British sport is now being run by imported coaches, most of them recruited in the frantic quest for Olympic glory. Some two-thirds of the 28 sports in which Team GB will compete in Beijing and London will have performance directors and senior coaches expensively head-hunted from Australia to Ukraine. They range from the East German emigré Jürgen Grobler, who has long been behind the phenomenal success of British rowing, to newcomer Biz Price, the Canadian synchronised swimming Svengali.

As Sebastian Coe says: "It is very simple. If quality coaches aren't available here, you go for the best available elsewhere." But why aren't more quality coaches available here? Why are there no British successors to men such as Coe's own father, Peter, who coached him to two Olympic gold medals?

Coe's contemporary Steve Cram, who had a homegrown coach in Jimmy Hedley, says: "Jimmy was the sort of bloke who'd be there every night. He gave up 50 years of his life and never received a penny. These people are not being replaced and there is a massive shortfall of professional coaches that is threatening to undermine the legacy of 2012. We need a career path for British coaches because we are not keeping pace with other countries."

It is 12 years since Frank Dick quit as the national coaching guru after the most illustrious spell British athletics has known. He overlorded an inspired era when all that glittered on the track really did turn to gold, from Coe to Sally Gunnell.

Dick, now 66 and one of sport's top motivational speakers, believes Britain does not take coaching seriously enough as a profession and that his own sport, which suffered a steep decline, failed to prepare enough for the future. "I was very lucky, because I had some exceptional coaches around me, but they were not young, and that's the nub of the problem. There is a dearth of good young coaches. It seems to me we have lost a generation somewhere, and if you want to fill in that gap by bringing in foreign coaches you must be able to ensure that they are able to influence and develop home coaching talent. You need coaching apprentices, like the American system."

But are British coaches willing to learn? As the European Athletics Coaches Association's president, Dick says few turn up to seminars. "As a young coach I remember travelling from Edinburgh, crossing the Channel, then taking a train all the way to Budapest, simply to stand outside the warm-up areas to watch what was happening.

"We also seem to have a growing confusion about who is running the show these days. We have people out there called performance directors and managers, we have coaches and all sorts of specialists, and it does seem that they disconnect. We must join up the dots, not just be looking for short-term success."

Yet three of Britain's most successful sports, cycling, sailing and amateur boxing, are overseen by Brits, and Ian Turner, the head coach of British Swimming, is quitting to take a job in New Zealand, a rare example of a British coach lured abroad.

However, his former boss Bill Sweetenham, who has returned to Australia, was replaced as performance director by another Aussie, Michael Scott, but the sport's chief executive, David Sparkes, is more sanguine about the future. "In swimming we have some potentially world-class young coaches coming through who are being helped by our foreign coaches.
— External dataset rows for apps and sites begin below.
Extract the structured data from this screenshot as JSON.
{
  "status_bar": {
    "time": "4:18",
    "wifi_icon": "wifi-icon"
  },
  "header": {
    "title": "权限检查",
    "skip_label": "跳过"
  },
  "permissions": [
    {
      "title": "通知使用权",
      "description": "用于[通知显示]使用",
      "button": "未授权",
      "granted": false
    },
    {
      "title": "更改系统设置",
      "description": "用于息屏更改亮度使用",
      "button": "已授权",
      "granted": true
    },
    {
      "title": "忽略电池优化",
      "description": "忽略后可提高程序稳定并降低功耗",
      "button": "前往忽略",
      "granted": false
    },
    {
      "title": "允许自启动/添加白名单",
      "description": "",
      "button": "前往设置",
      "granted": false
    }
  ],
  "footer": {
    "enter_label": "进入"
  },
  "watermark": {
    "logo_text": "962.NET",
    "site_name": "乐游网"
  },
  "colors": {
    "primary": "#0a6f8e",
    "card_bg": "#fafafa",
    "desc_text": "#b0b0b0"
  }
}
"We train around 12,000 instructors and coaches a year and need 20,000 to meet the demand. But Britain does need more coherent financial investment in coaching at all levels."

According to Dick, this is vital. Coaching must be made a much more attractive career. He says: "The biggest single legacy we can pass on to the world through the London Olympics is how we lead, how we coach and how we can change the sporting world to make it a better place.

"We have this influx of foreign expertise, so for goodness' sake make sure that when that flame goes down in 2012 we have a very serious legacy to pass on to the future of sport."